The first of my radio plays to be broadcast, long, long ago, was called An Old Man and Some People. And I think its genesis provides a good answer to the question ‘Where do you get your ideas from?’
The main substance of it came from an incident which happened when we were at some friends’ for dinner. They lived in a house on an estate to which new houses were still being added. We’d finished an excellent meal and there was a knock at the door. It was a policeman asking whether the grey Citroën outside belonged to any of us. It was mine.
The policeman was very polite. He just wanted me to park the car around the corner off the main road. Apparently, the night watchman on the building site had ‘reported’ it. God knows why. There were no yellow lines or anything. In fact, he was just doing his job. But when the policeman left, I was angry. I was all for going out and telling the man what I thought of him. It didn’t help that our hosts tutted and said he was a nosy old bugger.
But the following day – sober, of course – I was ashamed of the way I’d felt. I was young, having a good time, eating great food and swallowing litres of wine in those absurd drink-driving days. He was old, alone, stuck in a hut on a building site. And I wanted to have a go at him. I disgusted me.
Then, a month or so later, I was looking through some newspaper cuttings. I clip out things which seem out of the ordinary, absurd, sad or anything which makes them stand out. This one was in the tragic category. A man was accused of the manslaughter of his wife. She’d been terminally ill for a while and was always asking him to finish her off to stop the pain. He couldn’t do it. Then, one day, she fell and was just lying there, so he took a pillow and held it over her face. Then he phoned the police and told them he’d killed her. The irony was that he was acquitted because the autopsy showed that his wife was already dead before he held the pillow to her face.

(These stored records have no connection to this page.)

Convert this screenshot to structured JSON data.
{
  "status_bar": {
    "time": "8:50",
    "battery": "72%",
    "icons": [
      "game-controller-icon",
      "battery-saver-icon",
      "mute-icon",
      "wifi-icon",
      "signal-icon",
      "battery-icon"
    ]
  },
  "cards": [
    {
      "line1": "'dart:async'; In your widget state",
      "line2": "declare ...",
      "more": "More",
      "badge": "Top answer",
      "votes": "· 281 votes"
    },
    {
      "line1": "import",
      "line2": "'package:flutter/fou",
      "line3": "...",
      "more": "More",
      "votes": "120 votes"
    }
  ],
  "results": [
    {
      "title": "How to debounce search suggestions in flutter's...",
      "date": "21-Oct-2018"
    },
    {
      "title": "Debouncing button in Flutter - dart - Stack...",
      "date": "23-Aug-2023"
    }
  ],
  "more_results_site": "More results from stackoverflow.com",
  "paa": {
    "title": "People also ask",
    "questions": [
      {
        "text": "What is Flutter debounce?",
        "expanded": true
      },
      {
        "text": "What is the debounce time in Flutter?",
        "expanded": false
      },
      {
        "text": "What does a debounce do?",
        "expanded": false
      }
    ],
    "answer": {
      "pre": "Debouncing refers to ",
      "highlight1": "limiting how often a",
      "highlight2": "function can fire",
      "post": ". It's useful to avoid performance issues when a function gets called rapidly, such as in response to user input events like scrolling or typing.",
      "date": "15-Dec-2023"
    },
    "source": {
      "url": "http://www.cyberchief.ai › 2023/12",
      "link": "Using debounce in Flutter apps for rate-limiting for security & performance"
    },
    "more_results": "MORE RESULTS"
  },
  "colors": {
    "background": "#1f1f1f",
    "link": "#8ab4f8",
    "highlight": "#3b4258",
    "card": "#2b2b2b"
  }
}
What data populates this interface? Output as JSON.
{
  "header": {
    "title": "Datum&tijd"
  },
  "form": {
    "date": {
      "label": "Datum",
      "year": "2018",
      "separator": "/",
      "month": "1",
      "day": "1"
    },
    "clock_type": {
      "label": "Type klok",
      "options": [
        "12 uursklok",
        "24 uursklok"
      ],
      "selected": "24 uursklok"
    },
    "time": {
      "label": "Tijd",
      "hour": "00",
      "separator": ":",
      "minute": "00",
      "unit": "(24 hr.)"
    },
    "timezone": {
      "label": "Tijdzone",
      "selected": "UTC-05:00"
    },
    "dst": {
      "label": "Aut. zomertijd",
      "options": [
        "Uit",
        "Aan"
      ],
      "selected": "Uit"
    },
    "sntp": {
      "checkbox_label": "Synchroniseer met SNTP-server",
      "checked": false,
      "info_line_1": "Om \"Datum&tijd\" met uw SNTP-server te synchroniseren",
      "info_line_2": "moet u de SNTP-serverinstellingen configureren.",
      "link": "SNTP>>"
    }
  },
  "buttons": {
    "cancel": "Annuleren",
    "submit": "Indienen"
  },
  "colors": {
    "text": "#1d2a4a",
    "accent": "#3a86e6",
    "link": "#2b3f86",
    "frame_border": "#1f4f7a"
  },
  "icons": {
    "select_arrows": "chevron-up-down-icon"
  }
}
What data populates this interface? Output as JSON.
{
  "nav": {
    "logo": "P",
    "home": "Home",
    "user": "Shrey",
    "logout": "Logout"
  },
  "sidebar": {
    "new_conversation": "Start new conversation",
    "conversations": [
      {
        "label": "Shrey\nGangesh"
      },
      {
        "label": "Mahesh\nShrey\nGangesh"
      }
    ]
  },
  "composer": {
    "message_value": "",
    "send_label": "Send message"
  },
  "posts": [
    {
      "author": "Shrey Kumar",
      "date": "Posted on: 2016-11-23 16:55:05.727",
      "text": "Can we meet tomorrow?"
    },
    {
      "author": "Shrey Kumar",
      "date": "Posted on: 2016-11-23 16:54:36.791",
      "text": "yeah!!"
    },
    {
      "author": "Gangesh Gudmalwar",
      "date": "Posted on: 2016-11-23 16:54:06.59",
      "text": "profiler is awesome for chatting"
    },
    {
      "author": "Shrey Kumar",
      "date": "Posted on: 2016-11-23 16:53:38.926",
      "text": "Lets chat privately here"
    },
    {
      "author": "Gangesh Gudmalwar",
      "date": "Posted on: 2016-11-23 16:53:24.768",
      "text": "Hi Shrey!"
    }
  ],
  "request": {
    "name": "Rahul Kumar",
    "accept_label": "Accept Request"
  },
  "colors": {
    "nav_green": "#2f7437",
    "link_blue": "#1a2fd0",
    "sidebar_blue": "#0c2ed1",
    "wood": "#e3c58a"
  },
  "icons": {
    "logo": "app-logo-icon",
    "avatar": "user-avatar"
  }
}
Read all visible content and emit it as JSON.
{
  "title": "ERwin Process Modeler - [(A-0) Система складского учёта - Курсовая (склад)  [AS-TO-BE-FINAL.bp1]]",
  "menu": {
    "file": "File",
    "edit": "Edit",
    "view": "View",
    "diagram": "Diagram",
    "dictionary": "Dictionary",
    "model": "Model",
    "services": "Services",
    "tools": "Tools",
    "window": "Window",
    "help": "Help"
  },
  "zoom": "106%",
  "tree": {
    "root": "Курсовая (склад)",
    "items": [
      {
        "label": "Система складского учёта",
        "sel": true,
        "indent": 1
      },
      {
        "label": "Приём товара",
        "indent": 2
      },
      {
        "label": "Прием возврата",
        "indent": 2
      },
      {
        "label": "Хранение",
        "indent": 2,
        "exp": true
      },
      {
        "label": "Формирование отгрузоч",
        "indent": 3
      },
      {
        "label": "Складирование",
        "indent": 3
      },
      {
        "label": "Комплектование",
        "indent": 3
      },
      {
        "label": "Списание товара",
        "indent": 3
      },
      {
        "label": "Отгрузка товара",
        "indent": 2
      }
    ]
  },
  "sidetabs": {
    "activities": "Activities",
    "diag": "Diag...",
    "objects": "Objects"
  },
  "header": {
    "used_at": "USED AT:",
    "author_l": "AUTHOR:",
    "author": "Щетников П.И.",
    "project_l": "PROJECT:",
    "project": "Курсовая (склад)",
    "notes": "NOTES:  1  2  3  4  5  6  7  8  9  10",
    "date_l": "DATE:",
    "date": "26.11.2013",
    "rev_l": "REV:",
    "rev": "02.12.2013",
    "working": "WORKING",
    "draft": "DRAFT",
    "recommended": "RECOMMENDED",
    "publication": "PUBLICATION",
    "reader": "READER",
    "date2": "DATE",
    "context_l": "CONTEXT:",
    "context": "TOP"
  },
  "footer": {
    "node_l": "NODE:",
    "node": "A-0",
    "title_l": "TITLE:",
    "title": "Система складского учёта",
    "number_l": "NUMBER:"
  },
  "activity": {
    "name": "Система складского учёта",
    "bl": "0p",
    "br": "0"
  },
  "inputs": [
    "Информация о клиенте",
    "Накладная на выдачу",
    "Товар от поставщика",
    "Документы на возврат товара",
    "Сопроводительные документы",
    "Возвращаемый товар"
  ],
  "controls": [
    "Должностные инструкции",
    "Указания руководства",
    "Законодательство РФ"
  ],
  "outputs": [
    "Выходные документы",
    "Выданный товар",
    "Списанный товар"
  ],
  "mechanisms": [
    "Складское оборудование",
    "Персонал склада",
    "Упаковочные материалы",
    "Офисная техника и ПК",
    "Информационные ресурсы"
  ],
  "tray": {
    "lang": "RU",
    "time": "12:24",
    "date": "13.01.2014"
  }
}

That awful image of the poor man, after months of suffering, ‘suffocating’ his wife’s body had haunted me but I’d put the cutting with the rest and forgotten about it. But now, suddenly, by making it a part of my night watchman’s past, I had a play which wasn’t just a petty subjective record of my unreasonable anger and consequent shame, but something which worked at a different level. Contrasting the relative levels of his deep suffering with the triviality of my childish petulance made its resonance far greater, its conclusions less facile. It might now constitute a play which involved listeners at a deeper level.
As I said, it was the first play I had broadcast. I still think it was possibly the best I ever wrote, too. I also realise now that it begs another question. What’s the morality of me using a true, tragic story to give substance to my writing? That’s not an easy one to answer. By writing the play, I may simply have compounded my guilt.